In 1997, Jah Wobble set up his new label 30 Hertz Records that has been the platform for his work ever since. In typically ambitious and eclectic style, he debuted with an LP structured around a requiem mass and featuring a poem by William Blake, whose mysticism Wobble has continued to turn to for inspiration. The LP was written by Wobble at his kitchen table on his sequencers, before bringing in string players and a choir. The result was a beautiful LP of modern classical music unlike anything else. “Although it’s neo classical, it still grooves. It’s how I would like to have heard ‘Catholic music’ sound when I was a kid,” he said.

Jah Wobble
‎Umbra Sumus
(30 Hertz Records, 1998)

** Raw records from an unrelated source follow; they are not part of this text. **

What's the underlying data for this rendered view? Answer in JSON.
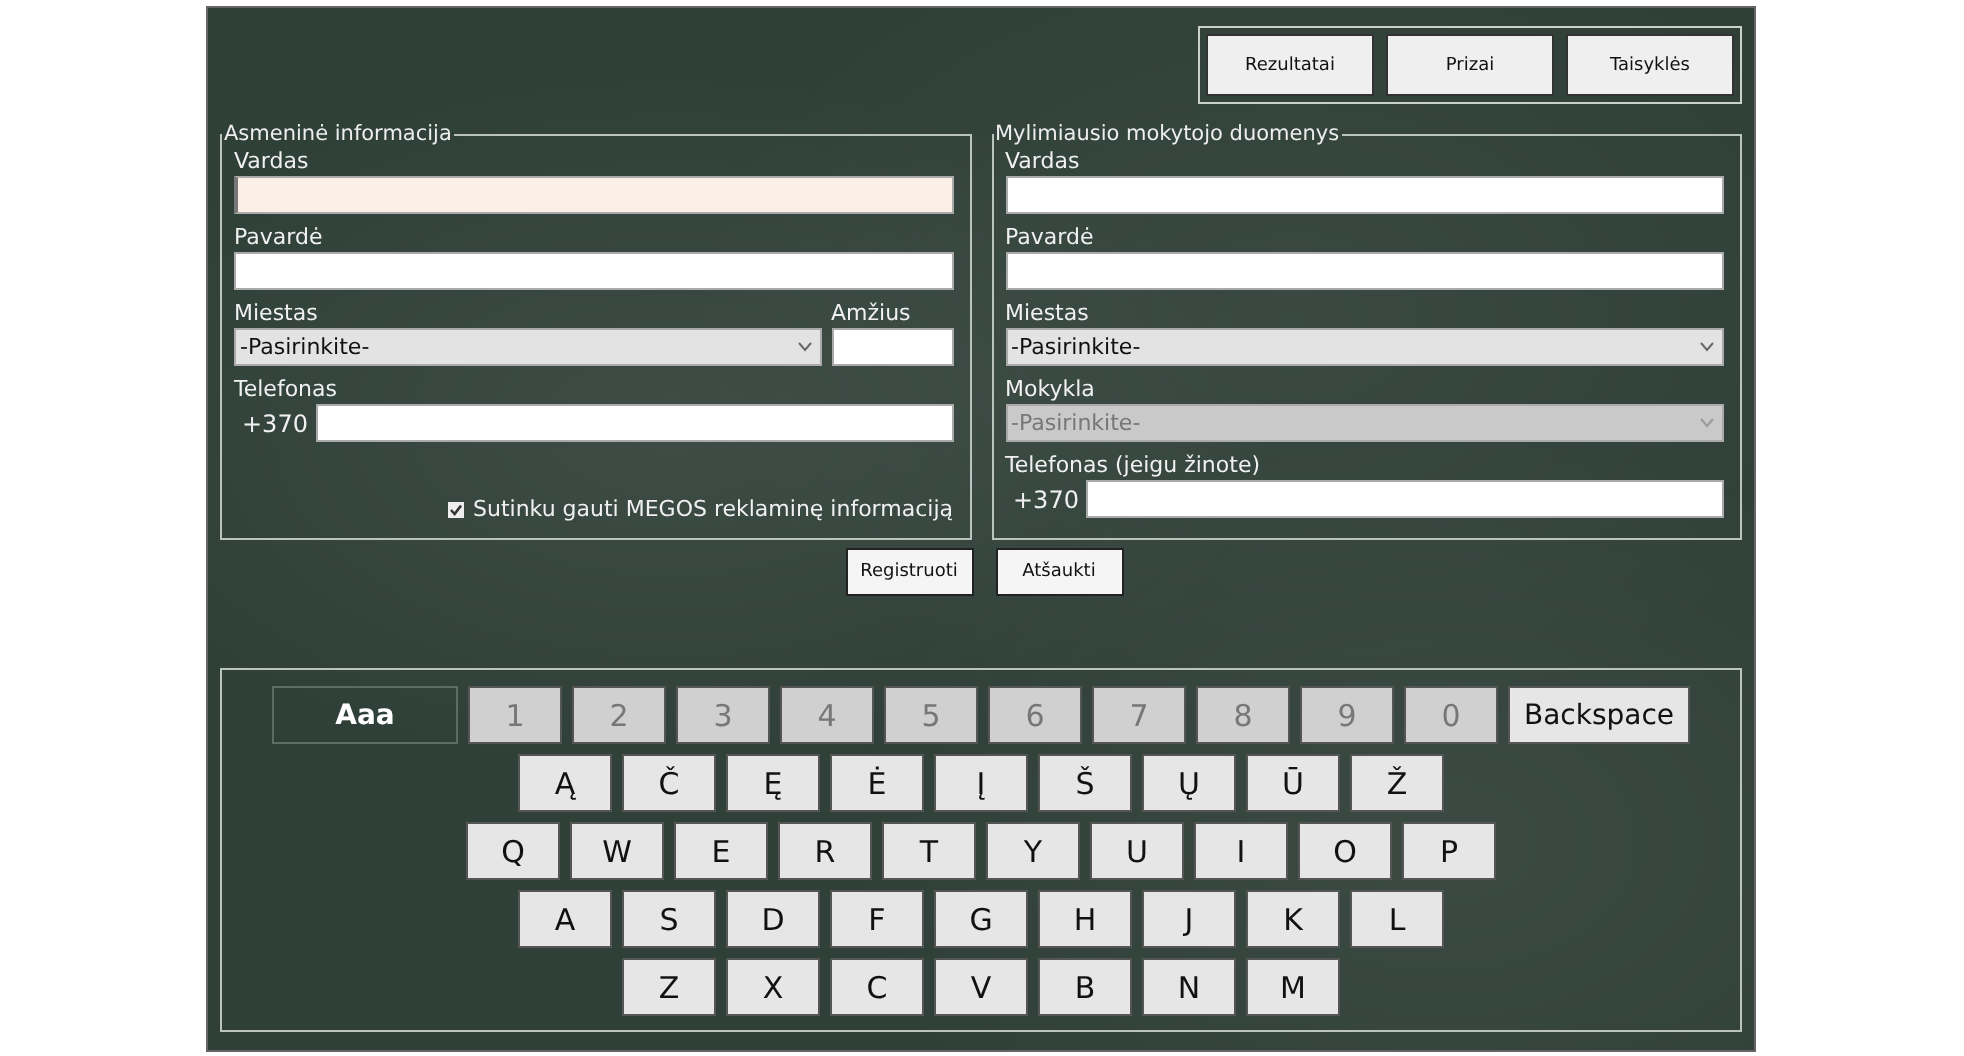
{
  "nav_buttons": [
    "Rezultatai",
    "Prizai",
    "Taisyklės"
  ],
  "panels": [
    {
      "title": "Asmeninė informacija",
      "rows": [
        [
          {
            "kind": "text",
            "label": "Vardas",
            "focused": true
          }
        ],
        [
          {
            "kind": "text",
            "label": "Pavardė",
            "focused": false
          }
        ],
        [
          {
            "kind": "select",
            "label": "Miestas",
            "value": "-Pasirinkite-",
            "disabled": false
          },
          {
            "kind": "text",
            "label": "Amžius",
            "focused": false
          }
        ],
        [
          {
            "kind": "phone",
            "label": "Telefonas",
            "prefix": "+370"
          }
        ]
      ],
      "consent": {
        "label": "Sutinku gauti MEGOS reklaminę informaciją",
        "checked": true
      }
    },
    {
      "title": "Mylimiausio mokytojo duomenys",
      "rows": [
        [
          {
            "kind": "text",
            "label": "Vardas",
            "focused": false
          }
        ],
        [
          {
            "kind": "text",
            "label": "Pavardė",
            "focused": false
          }
        ],
        [
          {
            "kind": "select",
            "label": "Miestas",
            "value": "-Pasirinkite-",
            "disabled": false
          }
        ],
        [
          {
            "kind": "select",
            "label": "Mokykla",
            "value": "-Pasirinkite-",
            "disabled": true
          }
        ],
        [
          {
            "kind": "phone",
            "label": "Telefonas (jeigu žinote)",
            "prefix": "+370"
          }
        ]
      ]
    }
  ],
  "actions": [
    "Registruoti",
    "Atšaukti"
  ],
  "keyboard": {
    "key_lines": [
      [
        {
          "kind": "toggle",
          "label": "Aaa"
        },
        {
          "kind": "key",
          "label": "1",
          "disabled": true
        },
        {
          "kind": "key",
          "label": "2",
          "disabled": true
        },
        {
          "kind": "key",
          "label": "3",
          "disabled": true
        },
        {
          "kind": "key",
          "label": "4",
          "disabled": true
        },
        {
          "kind": "key",
          "label": "5",
          "disabled": true
        },
        {
          "kind": "key",
          "label": "6",
          "disabled": true
        },
        {
          "kind": "key",
          "label": "7",
          "disabled": true
        },
        {
          "kind": "key",
          "label": "8",
          "disabled": true
        },
        {
          "kind": "key",
          "label": "9",
          "disabled": true
        },
        {
          "kind": "key",
          "label": "0",
          "disabled": true
        },
        {
          "kind": "wide",
          "label": "Backspace",
          "disabled": false
        }
      ],
      [
        {
          "kind": "key",
          "label": "Ą",
          "disabled": false
        },
        {
          "kind": "key",
          "label": "Č",
          "disabled": false
        },
        {
          "kind": "key",
          "label": "Ę",
          "disabled": false
        },
        {
          "kind": "key",
          "label": "Ė",
          "disabled": false
        },
        {
          "kind": "key",
          "label": "Į",
          "disabled": false
        },
        {
          "kind": "key",
          "label": "Š",
          "disabled": false
        },
        {
          "kind": "key",
          "label": "Ų",
          "disabled": false
        },
        {
          "kind": "key",
          "label": "Ū",
          "disabled": false
        },
        {
          "kind": "key",
          "label": "Ž",
          "disabled": false
        }
      ],
      [
        {
          "kind": "key",
          "label": "Q",
          "disabled": false
        },
        {
          "kind": "key",
          "label": "W",
          "disabled": false
        },
        {
          "kind": "key",
          "label": "E",
          "disabled": false
        },
        {
          "kind": "key",
          "label": "R",
          "disabled": false
        },
        {
          "kind": "key",
          "label": "T",
          "disabled": false
        },
        {
          "kind": "key",
          "label": "Y",
          "disabled": false
        },
        {
          "kind": "key",
          "label": "U",
          "disabled": false
        },
        {
          "kind": "key",
          "label": "I",
          "disabled": false
        },
        {
          "kind": "key",
          "label": "O",
          "disabled": false
        },
        {
          "kind": "key",
          "label": "P",
          "disabled": false
        }
      ],
      [
        {
          "kind": "key",
          "label": "A",
          "disabled": false
        },
        {
          "kind": "key",
          "label": "S",
          "disabled": false
        },
        {
          "kind": "key",
          "label": "D",
          "disabled": false
        },
        {
          "kind": "key",
          "label": "F",
          "disabled": false
        },
        {
          "kind": "key",
          "label": "G",
          "disabled": false
        },
        {
          "kind": "key",
          "label": "H",
          "disabled": false
        },
        {
          "kind": "key",
          "label": "J",
          "disabled": false
        },
        {
          "kind": "key",
          "label": "K",
          "disabled": false
        },
        {
          "kind": "key",
          "label": "L",
          "disabled": false
        }
      ],
      [
        {
          "kind": "key",
          "label": "Z",
          "disabled": false
        },
        {
          "kind": "key",
          "label": "X",
          "disabled": false
        },
        {
          "kind": "key",
          "label": "C",
          "disabled": false
        },
        {
          "kind": "key",
          "label": "V",
          "disabled": false
        },
        {
          "kind": "key",
          "label": "B",
          "disabled": false
        },
        {
          "kind": "key",
          "label": "N",
          "disabled": false
        },
        {
          "kind": "key",
          "label": "M",
          "disabled": false
        }
      ]
    ]
  }
}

For the follow-up to Requiem, Wobble turned again to his love of walking for inspiration on an LP that straddled ambient, modern classical, dub, jazz and synth pop. Along his walks around the waterways of East London, Wobble would record the sounds he heard. Back in the studio, he built music around them, for example using the sounds of steam hammers to create the rhythmic pulse of ‘Limehouse Cut’. This haunting jazz track featured the trumpet of the great British Barbadian trumpeter Harry Beckett who often appeared with Invaders of the Heart. Other guests included Jaki Liebezeit, pedal steel player BJ Cole, and Bosnian singer Amila Sulejmanović on the two opening tracks.

Jah Wobble / Bill Laswell
Radioaxiom – A Dub Transmission
(Palm Pictures, 2001)


Bonding over a love of deep bass and the heaviest of Miles Davis’ electric LPs, Dark Magus, Wobble and Laswell recorded what the former considers one of the best records he has ever appeared on. The two had appeared together a few times before, most notably on Wobble’s 1996 LP Heaven & Earth, which featured tenor saxophone legend Pharoah Sanders. Recorded at Orange Music, New Jersey, Radioaxiom featured a range of players like Sly Dunbar on drums, Karsh Kale on tabla, Amina Claudine Myers on organ, and Nils Petter Molvær on trumpet. It was recorded shortly after Bill Laswell’s Panthalassa remix project, and tracks like the sprawling ‘Virus B’ continue where Miles Davis’s ‘Black Satin’ (from On The Corner, another of Wobble’s favourite LPs) left off. Also search out the 30 Hertz LP with Evan Parker, Passage to Hades, to hear Wobble’s dub bass riding an exploratory free jazz groove.